Differences in partnership and marital status at first birth by women’s and their partners’ education: evidence from Britain 1991–2012

Publication type

Journal Article

Published in

Vienna Yearbook of Population Research


Nitzan Peri-Rotem and Jacqueline Scott

Publication date

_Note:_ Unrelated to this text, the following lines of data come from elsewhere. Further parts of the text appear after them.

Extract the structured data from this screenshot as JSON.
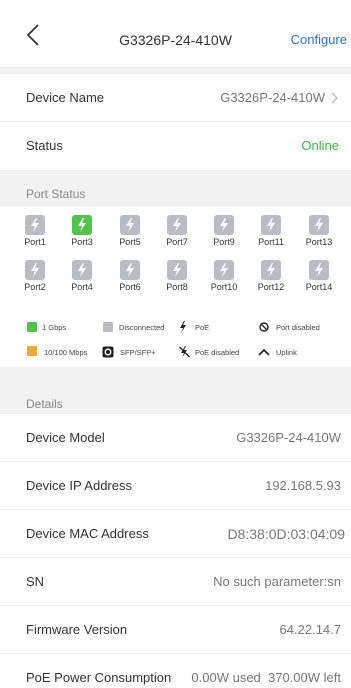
{
  "header": {
    "title": "G3326P-24-410W",
    "configure_label": "Configure"
  },
  "device": {
    "name_label": "Device Name",
    "name_value": "G3326P-24-410W",
    "status_label": "Status",
    "status_value": "Online",
    "online_color": "#44b34a"
  },
  "port_status": {
    "section_title": "Port Status",
    "ports_top": [
      {
        "label": "Port1",
        "state": "disconnected"
      },
      {
        "label": "Port3",
        "state": "1gbps"
      },
      {
        "label": "Port5",
        "state": "disconnected"
      },
      {
        "label": "Port7",
        "state": "disconnected"
      },
      {
        "label": "Port9",
        "state": "disconnected"
      },
      {
        "label": "Port11",
        "state": "disconnected"
      },
      {
        "label": "Port13",
        "state": "disconnected"
      }
    ],
    "ports_bottom": [
      {
        "label": "Port2",
        "state": "disconnected"
      },
      {
        "label": "Port4",
        "state": "disconnected"
      },
      {
        "label": "Port6",
        "state": "disconnected"
      },
      {
        "label": "Port8",
        "state": "disconnected"
      },
      {
        "label": "Port10",
        "state": "disconnected"
      },
      {
        "label": "Port12",
        "state": "disconnected"
      },
      {
        "label": "Port14",
        "state": "disconnected"
      }
    ],
    "legend": {
      "gbps": "1 Gbps",
      "disconnected": "Disconnected",
      "poe": "PoE",
      "port_disabled": "Port disabled",
      "mbps": "10/100 Mbps",
      "sfp": "SFP/SFP+",
      "poe_disabled": "PoE disabled",
      "uplink": "Uplink"
    },
    "colors": {
      "gbps": "#52c24a",
      "disconnected": "#b9bcc4",
      "mbps": "#f2a93b"
    }
  },
  "details": {
    "section_title": "Details",
    "rows": [
      {
        "label": "Device Model",
        "value": "G3326P-24-410W"
      },
      {
        "label": "Device IP Address",
        "value": "192.168.5.93"
      },
      {
        "label": "Device MAC Address",
        "value": "D8:38:0D:03:04:09"
      },
      {
        "label": "SN",
        "value": "No such parameter:sn"
      },
      {
        "label": "Firmware Version",
        "value": "64.22.14.7"
      },
      {
        "label": "PoE Power Consumption",
        "value": "0.00W used  370.00W left"
      }
    ]
  }
}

Non-marital childbearing, especially within cohabitation, has become increasingly
common in Britain, as in other Western countries. Nonetheless, births outside of
marriage occur more frequently among individuals who are relatively disadvantaged
in terms of income potential. Building upon previous research in family formation
patterns, we examine differences by education and employment status in the
proportion of marital and non-marital first births among British women and
couples over the past two decades. In particular, we explore trends in educational
differences in non-marital first births among women, and the relationship between
the partners’ joint educational attainment and childbearing within cohabitation or
within marriage. We find that there has been a steady increase in the share of
first births to cohabiting couples of all educational groups, but that there has been
no significant change in the share of births to unpartnered women. Overall, our
results show that the differences by educational attainment in the likelihood of
having a non-marital first birth did not increase significantly during the observed
period. The findings also indicate that among cohabiting couples, the male partner’s
education was negatively associated with childbearing, but that this relationship
varied according to the woman’s educational attainment.

Volume and page numbers

2017(15), 181-213






Demography, Social Change, Education, Labour Market, Family Formation And Dissolution and Childbearing: Fertility


Open Access